The Council on Criminal Justice released a report Tuesday outlining the narrowing gap in racial disparities in the criminal justice system using data from the federal Bureau of Justice Statistics and the FBI, and other national statistics. 

Black and white disparity in state imprisonment rates fell across all major crime categories, with the largest drop seen for drug use offenses, according to the report.

Blacks were imprisoned for drug crimes at five times the rate of white people, which represents a stark decrease from 2000 when blacks were imprisoned for drug crimes at 15 times the rate of whites. 

The study found that reported offending rates for black people for rape, robbery and aggravated assault declined by an average of 3 percent per year between 2000 and 2016, which the report said contributed to the drop in black imprisonment rate for these crimes. The decrease was offset in part by an increase in the expected time to be served upon admission, which increased for both blacks and whites, according to the report. 

Adam Gelb, president and chief executive of the council that launched in July to seek solutions to issues facing the criminal justice system, told The Associated Press that many people do not see that the racial gap has narrowed. 

“Most people think this is a bad problem that’s getting worse.

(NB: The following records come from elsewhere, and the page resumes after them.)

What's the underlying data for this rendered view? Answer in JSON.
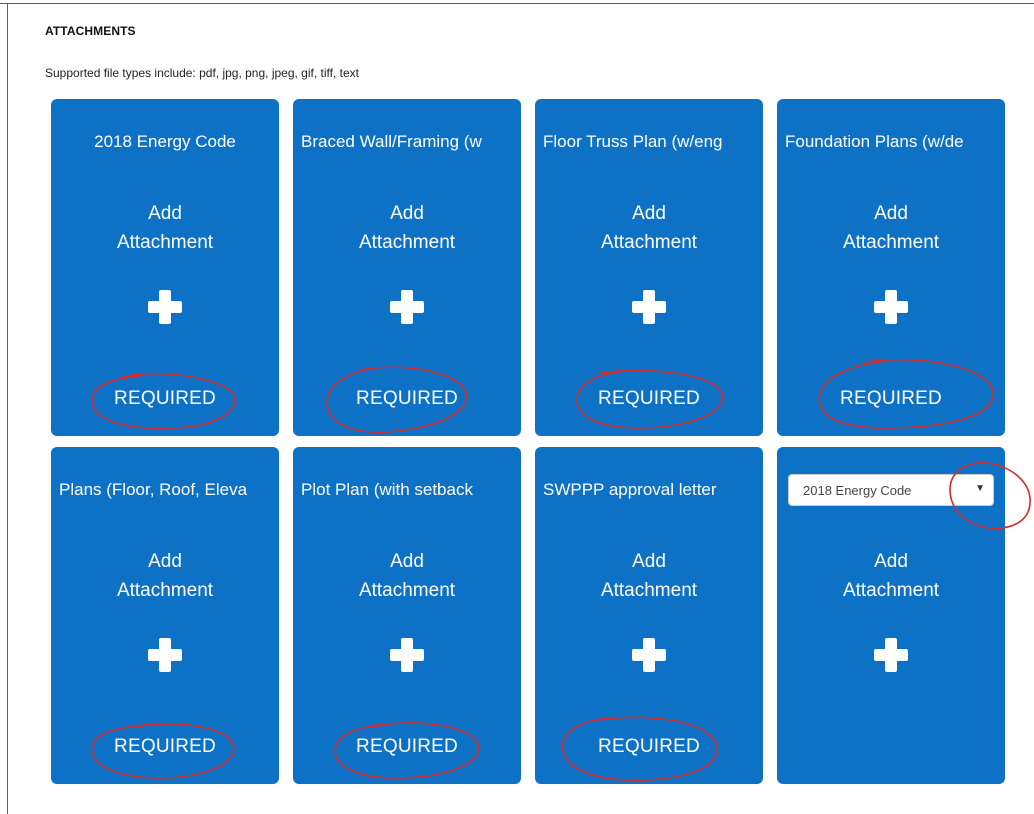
{
  "section": {
    "title": "ATTACHMENTS",
    "supported_text": "Supported file types include: pdf, jpg, png, jpeg, gif, tiff, text"
  },
  "cards": [
    {
      "title": "2018 Energy Code",
      "add_line1": "Add",
      "add_line2": "Attachment",
      "required": "REQUIRED"
    },
    {
      "title": "Braced Wall/Framing (w",
      "add_line1": "Add",
      "add_line2": "Attachment",
      "required": "REQUIRED"
    },
    {
      "title": "Floor Truss Plan (w/eng",
      "add_line1": "Add",
      "add_line2": "Attachment",
      "required": "REQUIRED"
    },
    {
      "title": "Foundation Plans (w/de",
      "add_line1": "Add",
      "add_line2": "Attachment",
      "required": "REQUIRED"
    },
    {
      "title": "Plans (Floor, Roof, Eleva",
      "add_line1": "Add",
      "add_line2": "Attachment",
      "required": "REQUIRED"
    },
    {
      "title": "Plot Plan (with setback",
      "add_line1": "Add",
      "add_line2": "Attachment",
      "required": "REQUIRED"
    },
    {
      "title": "SWPPP approval letter",
      "add_line1": "Add",
      "add_line2": "Attachment",
      "required": "REQUIRED"
    },
    {
      "select_value": "2018 Energy Code",
      "add_line1": "Add",
      "add_line2": "Attachment"
    }
  ],
  "colors": {
    "card_bg": "#0d72c6",
    "annotation": "#d62b2b"
  },
  "icons": {
    "plus": "plus-icon",
    "dropdown": "chevron-down-icon"
  }
}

It turns out it’s a bad problem that’s getting a little better, and for very complex reasons that we need to understand at a much deeper level,” Gelb told AP.